Now "make" and install your kernel as usual. (Unsure about the install procedure? Try Mark's tutorial for more details).
Console and login session with fbcon/getty
If you build the st7735 driver pair as built-ins (as shown above) you can add these options to the end of the line in /boot/cmdline.txt to map tty1 to the panel. The usual console kernel boot messages and the normal tty1 getty login will then appear on the panel. (See the fbcon documentation for more details):
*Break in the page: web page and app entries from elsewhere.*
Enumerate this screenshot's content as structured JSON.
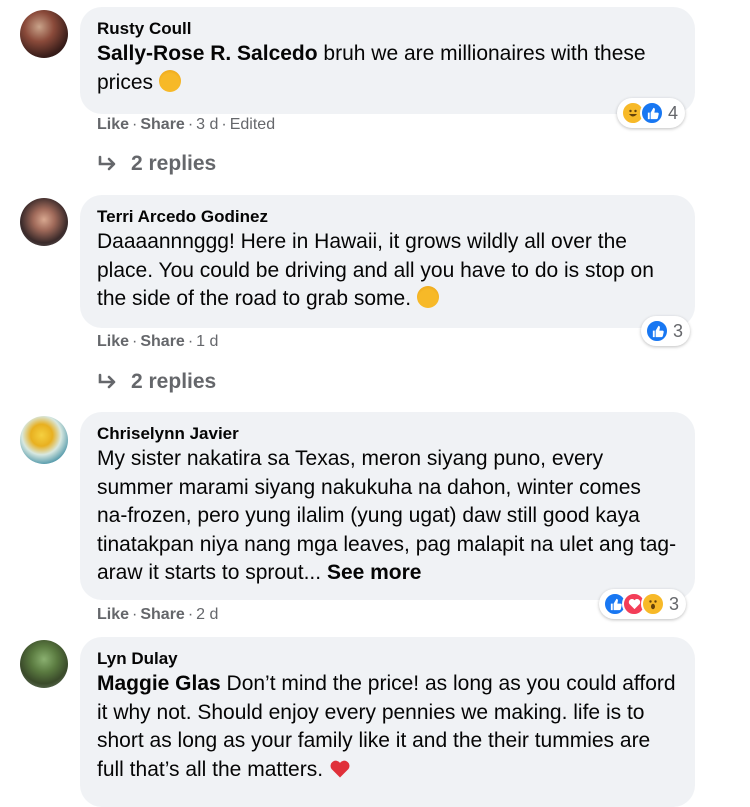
{
  "comments": [
    {
      "author": "Rusty Coull",
      "mention": "Sally-Rose R. Salcedo",
      "text": " bruh we are millionaires with these prices",
      "actions": {
        "like": "Like",
        "share": "Share",
        "time": "3 d",
        "edited": "Edited"
      },
      "reaction_count": "4",
      "reactions": [
        "haha-icon",
        "like-icon"
      ],
      "replies": "2 replies"
    },
    {
      "author": "Terri Arcedo Godinez",
      "text": "Daaaannnggg! Here in Hawaii, it grows wildly all over the place. You could be driving and all you have to do is stop on the side of the road to grab some.",
      "actions": {
        "like": "Like",
        "share": "Share",
        "time": "1 d"
      },
      "reaction_count": "3",
      "reactions": [
        "like-icon"
      ],
      "replies": "2 replies"
    },
    {
      "author": "Chriselynn Javier",
      "text": "My sister nakatira sa Texas, meron siyang puno, every summer marami siyang nakukuha na dahon, winter comes na-frozen, pero yung ilalim (yung ugat) daw still good kaya tinatakpan niya nang mga leaves, pag malapit na ulet ang tag-araw it starts to sprout...",
      "see_more": "See more",
      "actions": {
        "like": "Like",
        "share": "Share",
        "time": "2 d"
      },
      "reaction_count": "3",
      "reactions": [
        "like-icon",
        "love-icon",
        "wow-icon"
      ]
    },
    {
      "author": "Lyn Dulay",
      "mention": "Maggie Glas",
      "text": " Don’t mind the price! as long as you could afford it why not. Should enjoy every pennies we making. life is to short as long as your family like it and the their tummies are full that’s all the matters."
    }
  ],
  "colors": {
    "bubble": "#f0f2f5",
    "meta": "#65676b",
    "like": "#1877f2",
    "love": "#f33e58",
    "haha": "#f7b928"
  }
}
fbcon=map:10 fbcon=rotate:1 fbcon=font:ProFont6x11
Note that con2fbmap also works; it can be used to dynamically remap the console tty's after boot.
Using the panel with mplayer
You'll get best performance by pre-scaling your movie down to the panel's native 128x160 resolution. Example:
$ mplayer -vo fbdev2:/dev/fb1 -x 128 -y 160 -zoom yourmoviefile.mp4
Alternate login session method with fbterm
The st7735fb driver supports fbcon which attaches the display as tty1 and/or other VT's so the standard getty login will appear without any additional configuration. The following alternate method using fbterm also works, but is more complex to configure.
To use fbterm instead of the standard fbcon/getty login session, create the following fbterm-login script and modified /etc/inittab to launch that instead of getty on tty1:
#!/bin/bash # example: fbterm-login fb1 tty1 export FRAMEBUFFER=/dev/$1 exec /usr/bin/fbterm -r 1 -- /bin/login < /dev/$2
modify /etc/inittab ...
# 1:2345:respawn:/sbin/getty --noclear 38400 tty1 1:2345:respawn:/sbin/fbterm-login fb1 tty1
The rotation and font size of the terminal session can be changed by adjusting the fbterm -r 1 command line switch, or adding e.g. -s 5.
Texy "Pi TFT Shield" carrier board
This "Pi TFT Shield" carrier board available from Texy provides a convenient way to mate a 1.8" TFT panel module to the Raspberry Pi:
The board supports multiple different 1.8" panel pinouts including Adafruit and SainSmart, and sports mounting pads for three GPIO buttons. Very nice!